In Western civilisation, perceptions of dark and brooding figures pondering the universe’s unanswered questions and the complexities of the human experience have inevitably coloured our perceptions of poets and poetry. Somalia’s poetic tradition, though still a reflection of the world, is strikingly different to that of the West. The Somali scholar, Said Sheikh Samatar, notes that while poetry in the West is ‘increasingly relegated to a marginal place in society’ and often the privilege of those who do not have to secure a more stable form of income, Somali verse, by contrast, is ‘central to Somali life.’
Richard Burton, the English explorer who travelled through Somalia throughout the 1950s, remarked that the country was full of ‘poets, poetasters, poetitoes, [and] poetaccios.’ Indeed, even the most mundane of human experiences is often retold with remarkable panache and cadence.

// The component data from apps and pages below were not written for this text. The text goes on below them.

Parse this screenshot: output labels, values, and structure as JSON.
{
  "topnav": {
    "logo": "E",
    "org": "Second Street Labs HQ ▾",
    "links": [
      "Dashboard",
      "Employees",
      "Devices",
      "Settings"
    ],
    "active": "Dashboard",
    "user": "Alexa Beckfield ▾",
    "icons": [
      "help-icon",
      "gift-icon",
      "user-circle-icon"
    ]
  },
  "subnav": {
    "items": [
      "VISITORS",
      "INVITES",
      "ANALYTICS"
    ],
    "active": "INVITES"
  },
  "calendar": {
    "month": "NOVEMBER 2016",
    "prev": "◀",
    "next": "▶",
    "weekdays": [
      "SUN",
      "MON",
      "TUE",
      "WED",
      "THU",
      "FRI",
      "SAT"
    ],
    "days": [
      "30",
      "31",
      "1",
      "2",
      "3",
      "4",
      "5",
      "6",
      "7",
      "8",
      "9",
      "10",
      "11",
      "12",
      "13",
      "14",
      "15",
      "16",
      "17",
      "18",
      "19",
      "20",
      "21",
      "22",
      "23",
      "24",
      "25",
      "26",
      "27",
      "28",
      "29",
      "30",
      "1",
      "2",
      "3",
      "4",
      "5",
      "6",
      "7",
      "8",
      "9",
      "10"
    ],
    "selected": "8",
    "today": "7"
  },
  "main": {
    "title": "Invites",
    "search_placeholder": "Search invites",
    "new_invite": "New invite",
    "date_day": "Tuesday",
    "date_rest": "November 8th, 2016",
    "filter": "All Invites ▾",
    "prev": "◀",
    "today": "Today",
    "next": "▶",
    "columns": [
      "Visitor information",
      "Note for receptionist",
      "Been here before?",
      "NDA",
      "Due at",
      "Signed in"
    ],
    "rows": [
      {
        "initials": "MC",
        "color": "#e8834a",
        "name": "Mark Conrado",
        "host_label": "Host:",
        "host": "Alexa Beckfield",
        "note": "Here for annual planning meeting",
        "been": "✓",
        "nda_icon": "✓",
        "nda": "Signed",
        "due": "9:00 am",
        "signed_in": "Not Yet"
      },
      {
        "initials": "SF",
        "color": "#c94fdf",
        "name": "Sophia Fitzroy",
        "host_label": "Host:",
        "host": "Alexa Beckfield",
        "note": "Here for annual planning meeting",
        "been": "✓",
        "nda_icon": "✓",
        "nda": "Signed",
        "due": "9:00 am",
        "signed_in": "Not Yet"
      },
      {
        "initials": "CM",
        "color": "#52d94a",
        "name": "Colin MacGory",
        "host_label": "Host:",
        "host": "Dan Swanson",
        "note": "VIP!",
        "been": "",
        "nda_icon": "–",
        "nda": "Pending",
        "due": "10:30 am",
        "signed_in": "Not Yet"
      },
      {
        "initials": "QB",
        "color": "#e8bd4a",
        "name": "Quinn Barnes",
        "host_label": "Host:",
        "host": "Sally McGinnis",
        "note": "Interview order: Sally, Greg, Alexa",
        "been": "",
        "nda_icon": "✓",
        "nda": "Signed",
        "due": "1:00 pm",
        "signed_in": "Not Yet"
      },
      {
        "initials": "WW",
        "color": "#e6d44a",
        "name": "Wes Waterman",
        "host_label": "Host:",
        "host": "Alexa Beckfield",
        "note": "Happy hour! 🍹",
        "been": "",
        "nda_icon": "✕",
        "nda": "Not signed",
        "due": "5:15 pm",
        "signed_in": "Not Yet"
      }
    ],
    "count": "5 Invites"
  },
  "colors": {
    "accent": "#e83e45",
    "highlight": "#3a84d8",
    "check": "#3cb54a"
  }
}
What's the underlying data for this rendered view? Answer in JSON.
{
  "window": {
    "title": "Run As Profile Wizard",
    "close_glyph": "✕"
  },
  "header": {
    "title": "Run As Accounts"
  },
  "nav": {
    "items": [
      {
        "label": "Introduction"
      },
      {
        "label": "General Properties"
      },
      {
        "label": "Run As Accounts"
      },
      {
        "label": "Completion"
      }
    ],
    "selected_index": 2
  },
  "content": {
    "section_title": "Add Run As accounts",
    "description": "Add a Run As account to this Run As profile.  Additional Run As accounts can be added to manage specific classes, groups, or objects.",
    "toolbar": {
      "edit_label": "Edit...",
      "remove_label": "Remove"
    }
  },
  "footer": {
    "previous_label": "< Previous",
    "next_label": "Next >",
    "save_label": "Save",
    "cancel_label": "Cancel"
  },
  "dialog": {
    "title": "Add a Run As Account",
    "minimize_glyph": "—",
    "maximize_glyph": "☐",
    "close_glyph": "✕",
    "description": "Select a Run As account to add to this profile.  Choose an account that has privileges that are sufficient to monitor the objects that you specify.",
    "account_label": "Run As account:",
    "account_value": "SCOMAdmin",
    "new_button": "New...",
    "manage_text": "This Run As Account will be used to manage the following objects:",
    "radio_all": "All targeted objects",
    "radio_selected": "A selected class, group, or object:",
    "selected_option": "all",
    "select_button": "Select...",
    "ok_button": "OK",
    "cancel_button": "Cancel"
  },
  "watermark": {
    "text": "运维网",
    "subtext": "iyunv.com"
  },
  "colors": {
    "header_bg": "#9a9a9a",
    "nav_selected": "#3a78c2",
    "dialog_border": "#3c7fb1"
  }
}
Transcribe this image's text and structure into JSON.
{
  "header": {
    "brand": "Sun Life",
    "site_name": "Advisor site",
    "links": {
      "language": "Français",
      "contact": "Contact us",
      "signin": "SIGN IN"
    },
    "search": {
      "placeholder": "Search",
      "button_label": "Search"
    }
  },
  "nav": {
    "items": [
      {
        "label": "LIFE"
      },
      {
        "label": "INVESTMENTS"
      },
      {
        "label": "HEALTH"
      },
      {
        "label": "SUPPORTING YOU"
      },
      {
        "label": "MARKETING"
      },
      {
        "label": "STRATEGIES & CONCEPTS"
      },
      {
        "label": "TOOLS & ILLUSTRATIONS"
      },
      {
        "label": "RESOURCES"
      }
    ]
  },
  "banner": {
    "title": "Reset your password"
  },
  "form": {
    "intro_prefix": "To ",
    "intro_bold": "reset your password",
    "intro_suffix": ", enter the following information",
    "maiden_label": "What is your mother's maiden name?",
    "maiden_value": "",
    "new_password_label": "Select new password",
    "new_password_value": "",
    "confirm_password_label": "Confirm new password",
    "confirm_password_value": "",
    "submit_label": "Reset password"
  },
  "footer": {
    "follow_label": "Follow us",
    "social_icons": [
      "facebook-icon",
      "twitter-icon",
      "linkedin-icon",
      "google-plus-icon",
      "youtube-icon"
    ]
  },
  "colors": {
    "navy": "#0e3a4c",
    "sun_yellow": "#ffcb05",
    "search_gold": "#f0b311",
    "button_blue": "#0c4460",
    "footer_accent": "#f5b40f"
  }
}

Scholars still debate the origins of Somalia’s rich oral tradition. One explanation favoured by some scholars is that Somalia has historically been a nomadic country. Much of the Somali population is composed of pastoralists who rear livestock. Year after year, pastoral nomads move to other parts of the country or abroad in search of fresh pastures that can sustain both their families and animals. As the concept of family, particularly a reverence for elders and ancestors, is so deeply entrenched in Somali society, the best way to preserve familial history, in the face of constant movement, is by word of mouth. Creative wordplay and emphatic delivery make the ordinary more memorable, and therefore, unforgettable.
Another explanation is that Somalia has been subject to colonisation for much of its recent history. In the face of violence and displacement, Somali bards have used their skillful command of words to preserve the country’s history, culture, and traditions. The lyrical and poetic use of the country’s mother tongue created the sense that the nation’s identity was secure and unharmed.
It’s also important to remember that the Somali language itself was not written out in text form until the late 1970s. As Tamela Hultman notes, ‘poetry has been the country’s chief means of mass communication, substituting for history books, broadcasting, and newsletters.’ The long-standing absence of any formal or written version of the language means that poetry, or rather poetic expression, has inevitably crossed over into how current affairs are communicated and understood. It is no surprise that for decades, Somalis relied on the radio for news and often gathered around the device as if listening intently to a bard reciting a poem.
Although we have only touched the surface of the intricacies and complexities of Somalia’s rich poetic tradition, we encourage you to delve into this fascinating topic in more detail.
For a brief, yet more comprehensive, overview of what we have discussed, check out this video: